I called my parents that day after class at the height of my downward spiral, feeling so defeated. I prepared myself for the responses I would inevitably get from my immigrant Asian parents, tinged with disappointment, “you should’ve,” and “you didn’t.” To my surprise, I got neither of those reactions, or any reaction that was underscored with disappointment and guilt. Instead, they reminded me of a simple truth that I desperately needed to hear: “You’ve been too focused on finishing school within a certain amount of time. Don’t worry about how long it takes you to finish school. Just finish.” They ended the conversation with “You haven’t failed. You’re not a failure.” Though it did not sink in immediately at the time, hearing this encouragement from my parents began the process of separating myself from the model minority stereotype, and unlearning the things I thought I knew about myself because of that stereotype. This process was long but liberating, and ultimately allowed me to focus on things other than excelling in school and setting myself up well for a lucrative future. It allowed me to realize that I am not to be held responsible for serving a societal myth about my race, and that I serve a much greater purpose.
Before writing this piece, I had a difficult time pin-pointing an aspect in my undergraduate experience that would check off the boxes of either privilege or oppression. Up until recently, I viewed my college experience as a relatively normal one – which it was – with very few, if any, events that shoved either oppression or privilege down my throat. Upon reflection, I realized that the model minority myth dictated a larger part of my entire academic experience than I thought. My experience as a student who is Asian American is a true testament to the treachery of the model minority myth – this unfounded stereotype has the potential to negatively impact someone’s quality of living, self-worth, and overall well-being (Sue, Bucceri, Lin, Nadal, & Torino, 2007).

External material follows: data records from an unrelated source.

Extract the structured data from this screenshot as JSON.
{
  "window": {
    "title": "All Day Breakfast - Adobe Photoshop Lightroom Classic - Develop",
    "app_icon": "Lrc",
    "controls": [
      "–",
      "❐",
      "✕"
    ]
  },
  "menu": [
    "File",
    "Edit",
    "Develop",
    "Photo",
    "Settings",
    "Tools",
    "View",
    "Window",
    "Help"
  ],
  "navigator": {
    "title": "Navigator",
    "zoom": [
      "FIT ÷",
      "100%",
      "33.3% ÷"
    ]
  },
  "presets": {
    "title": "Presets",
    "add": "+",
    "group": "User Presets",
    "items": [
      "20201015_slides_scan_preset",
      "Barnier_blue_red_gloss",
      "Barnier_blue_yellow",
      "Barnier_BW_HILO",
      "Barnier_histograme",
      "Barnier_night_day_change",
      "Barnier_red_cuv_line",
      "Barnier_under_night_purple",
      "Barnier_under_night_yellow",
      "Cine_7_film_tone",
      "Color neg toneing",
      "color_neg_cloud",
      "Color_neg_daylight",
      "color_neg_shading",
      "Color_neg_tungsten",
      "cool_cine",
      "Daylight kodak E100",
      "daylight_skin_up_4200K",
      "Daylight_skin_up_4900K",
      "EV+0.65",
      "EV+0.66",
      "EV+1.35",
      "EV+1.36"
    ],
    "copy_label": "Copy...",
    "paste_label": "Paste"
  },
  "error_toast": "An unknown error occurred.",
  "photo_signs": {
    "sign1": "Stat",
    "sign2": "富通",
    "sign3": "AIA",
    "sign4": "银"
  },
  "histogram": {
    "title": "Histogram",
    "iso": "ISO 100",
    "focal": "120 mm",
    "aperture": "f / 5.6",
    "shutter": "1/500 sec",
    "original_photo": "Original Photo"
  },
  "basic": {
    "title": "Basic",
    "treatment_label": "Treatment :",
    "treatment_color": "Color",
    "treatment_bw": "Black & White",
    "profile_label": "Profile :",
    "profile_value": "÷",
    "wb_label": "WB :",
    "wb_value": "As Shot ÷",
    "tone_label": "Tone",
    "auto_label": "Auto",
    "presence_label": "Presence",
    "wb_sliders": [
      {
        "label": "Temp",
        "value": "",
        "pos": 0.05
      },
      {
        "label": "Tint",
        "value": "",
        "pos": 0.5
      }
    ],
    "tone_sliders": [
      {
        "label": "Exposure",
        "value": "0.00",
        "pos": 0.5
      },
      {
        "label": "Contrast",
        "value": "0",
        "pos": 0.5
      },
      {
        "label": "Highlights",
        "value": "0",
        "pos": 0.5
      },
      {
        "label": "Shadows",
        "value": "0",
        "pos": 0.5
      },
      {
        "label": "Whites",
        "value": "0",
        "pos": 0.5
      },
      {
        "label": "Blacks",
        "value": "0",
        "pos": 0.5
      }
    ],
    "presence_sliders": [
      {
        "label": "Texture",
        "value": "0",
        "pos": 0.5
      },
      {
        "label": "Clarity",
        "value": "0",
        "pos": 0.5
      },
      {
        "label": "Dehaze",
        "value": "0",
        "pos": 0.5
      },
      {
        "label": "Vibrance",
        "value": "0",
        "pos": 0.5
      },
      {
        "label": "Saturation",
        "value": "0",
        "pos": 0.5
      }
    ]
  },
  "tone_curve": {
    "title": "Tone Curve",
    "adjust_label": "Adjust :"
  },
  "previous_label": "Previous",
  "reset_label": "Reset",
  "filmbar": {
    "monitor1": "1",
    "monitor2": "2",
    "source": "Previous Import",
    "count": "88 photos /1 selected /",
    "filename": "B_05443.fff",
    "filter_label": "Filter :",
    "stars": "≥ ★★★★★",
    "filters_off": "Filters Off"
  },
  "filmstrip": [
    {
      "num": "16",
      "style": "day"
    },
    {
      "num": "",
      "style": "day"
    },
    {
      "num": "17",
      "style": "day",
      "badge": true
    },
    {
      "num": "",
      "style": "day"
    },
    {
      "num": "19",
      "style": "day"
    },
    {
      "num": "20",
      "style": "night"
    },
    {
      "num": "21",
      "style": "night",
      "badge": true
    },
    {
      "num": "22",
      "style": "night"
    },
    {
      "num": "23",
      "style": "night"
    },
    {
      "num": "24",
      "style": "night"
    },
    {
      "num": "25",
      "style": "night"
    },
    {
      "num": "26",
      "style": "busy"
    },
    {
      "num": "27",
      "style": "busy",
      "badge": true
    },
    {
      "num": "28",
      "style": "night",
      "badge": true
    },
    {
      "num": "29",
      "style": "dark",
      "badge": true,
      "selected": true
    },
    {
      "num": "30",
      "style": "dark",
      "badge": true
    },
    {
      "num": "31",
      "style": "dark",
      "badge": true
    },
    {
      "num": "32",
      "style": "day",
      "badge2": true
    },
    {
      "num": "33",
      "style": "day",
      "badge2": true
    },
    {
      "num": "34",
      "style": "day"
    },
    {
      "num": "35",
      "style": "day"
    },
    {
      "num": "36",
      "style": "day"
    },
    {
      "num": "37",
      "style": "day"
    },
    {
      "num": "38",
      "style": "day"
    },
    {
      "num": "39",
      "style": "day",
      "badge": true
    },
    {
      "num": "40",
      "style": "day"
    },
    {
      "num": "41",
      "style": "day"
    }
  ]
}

Being in a graduate program where I get to learn how to interact with different types of students, and being able to pull from my own experiences and assigned readings, brings my experiences back around full-circle. One major thing I have learned is that I am not alone in my experiences, and now knowing this, I can let future students know that they are not alone either. The opportunity to be in a position where I get to empower students by diminishing stereotypes like the model minority myth will be the bow I get to tie around my own experiences as a hostage of a stereotype. With the ever-evolving demographics of the higher education space, it is time to put these stereotypes to rest, and help students recognize their true potential, unshackled by years of misinformation and assumptions.